E. ...Wait for it...
time limit per test
3 seconds
memory limit per test
256 megabytes
input
standard input
output
standard output

Barney is searching for his dream girl. He lives in NYC. NYC has n junctions numbered from 1 to n and n - 1 roads connecting them. We will consider the NYC as a rooted tree with root being junction 1. m girls live in NYC, i-th of them lives along junction ci and her weight initially equals i pounds.

Barney consider a girl x to be better than a girl y if and only if: girl x has weight strictly less than girl y or girl x and girl y have equal weights and index of girl x living junction index is strictly less than girl y living junction index, i.e. cx < cy. Thus for any two girls one of them is always better than another one.

For the next q days, one event happens each day. There are two types of events:

1. Barney goes from junction v to junction u. As a result he picks at most k best girls he still have not invited from junctions on his way and invites them to his house to test if one of them is his dream girl. If there are less than k not invited girls on his path, he invites all of them.
2. Girls living along junctions in subtree of junction v (including v itself) put on some weight. As result, their weights increase by k pounds.

Your task is for each event of first type tell Barney the indices of girls he will invite to his home in this event.

Input

The first line of input contains three integers n, m and q (1 ≤ n, m, q ≤ 105) — the number of junctions in NYC, the number of girls living in NYC and the number of events respectively.

The next n - 1 lines describes the roads. Each line contains two integers v and u (1 ≤ v, u ≤ n, v ≠ u) meaning that there is a road connecting junctions v and u .

The next line contains m integers c1, c2, ..., cm (1 ≤ ci ≤ n) — the girl's living junctions.

The next q lines describe the events in chronological order.
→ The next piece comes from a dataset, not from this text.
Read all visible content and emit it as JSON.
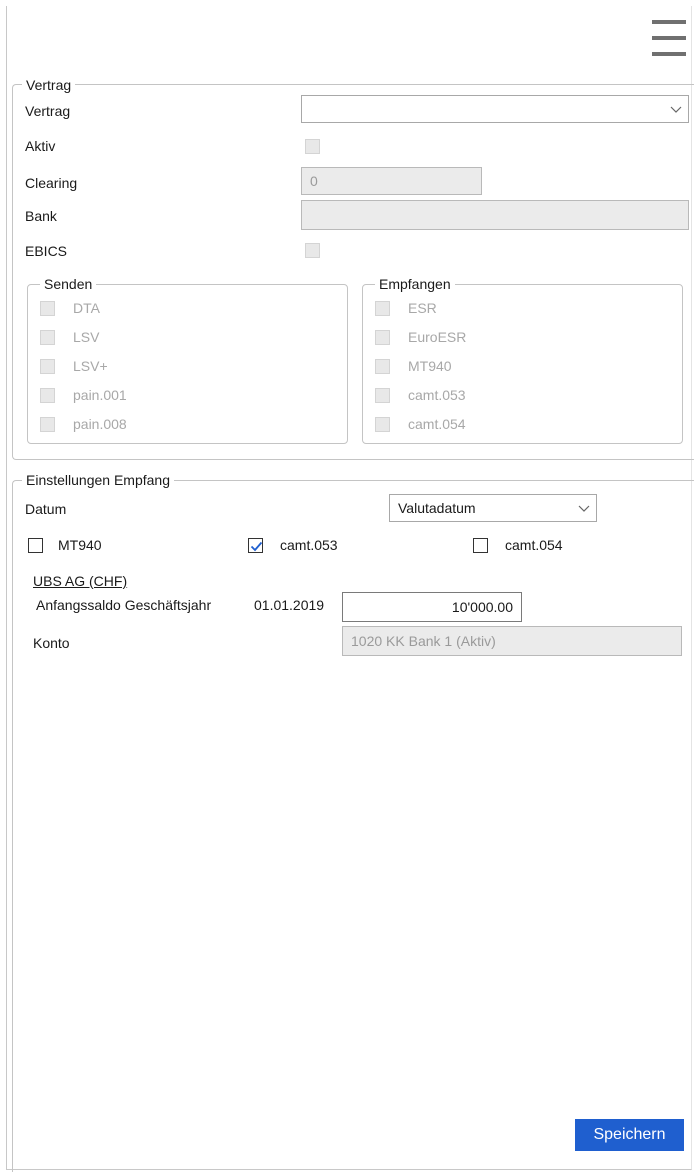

Each line starts with an integer t (1 ≤ t ≤ 2) — type of the event .

If t = 1 then the line describes event of first type three integers v, u and k (1 ≤ v, u, k ≤ n) follow — the endpoints of Barney's path and the number of girls that he will invite at most.

Otherwise the line describes event of second type and two integers v and k (1 ≤ v ≤ n, 1 ≤ k ≤ 109) follow — the root of the subtree and value by which all the girls' weights in the subtree should increase.

Output

For each event of the first type, print number t and then t integers g1, g2, ..., gt in one line, meaning that in this event Barney will invite t girls whose indices are g1, ..., gt in the order from the best to the worst according to Barney's considerations.

Example
Input
5 7 113 52 34 31 44 1 4 5 4 1 42 4 31 2 1 21 4 2 12 2 102 1 101 2 4 11 2 3 42 5 22 4 91 3 5 21 1 2 3
Output
2 2 1 1 3 1 5 0 1 4 2 6 7
Note

For the first sample case:

Description of events:

1. Weights of girls in subtree of junction 4 increase by 3. These girls have IDs: 1, 3, 5, 4, 7.
2. Barney goes from junction 2 to 1. Girls on his way have IDs 1, 2, 3, 5, 6, 7 with weights 4, 2, 6, 8, 6, 10 respectively. So, he invites girls 2 and 1.
3. Barney goes from junction 4 to junction 2. Girls on his way has IDs 3, 5, 7 with weights 6, 8, 10 respectively. So he invites girl 3.
4. Weight of girls in subtree of junction 2 increase by 10. There are no not invited girls, so nothing happens.
5. Weight of girls in subtree of junction 1 increase by 10. These girls (all girls left) have IDs: 4, 5, 6, 7.
6. Barney goes from junction 2 to junction 4. Girls on his way has IDs 5, 7 with weights 18, 20 respectively. So he invites girl 5.
7. Barney goes from junction 2 to junction 3. There is no girl on his way.
8. Weight of girls in subtree of junction 5 increase by 2. The only girl there is girl with ID 4.
9. Weight of girls in subtree of junction 4 increase by 9. These girls have IDs: 4, 6, 7.
10. Barney goes from junction 3 to junction 5. Only girl on his way is girl with ID 4.
11. Barney goes from junction 1 to junction 2. Girls on his way has IDs 6, 7 with weights 16, 29 respectively.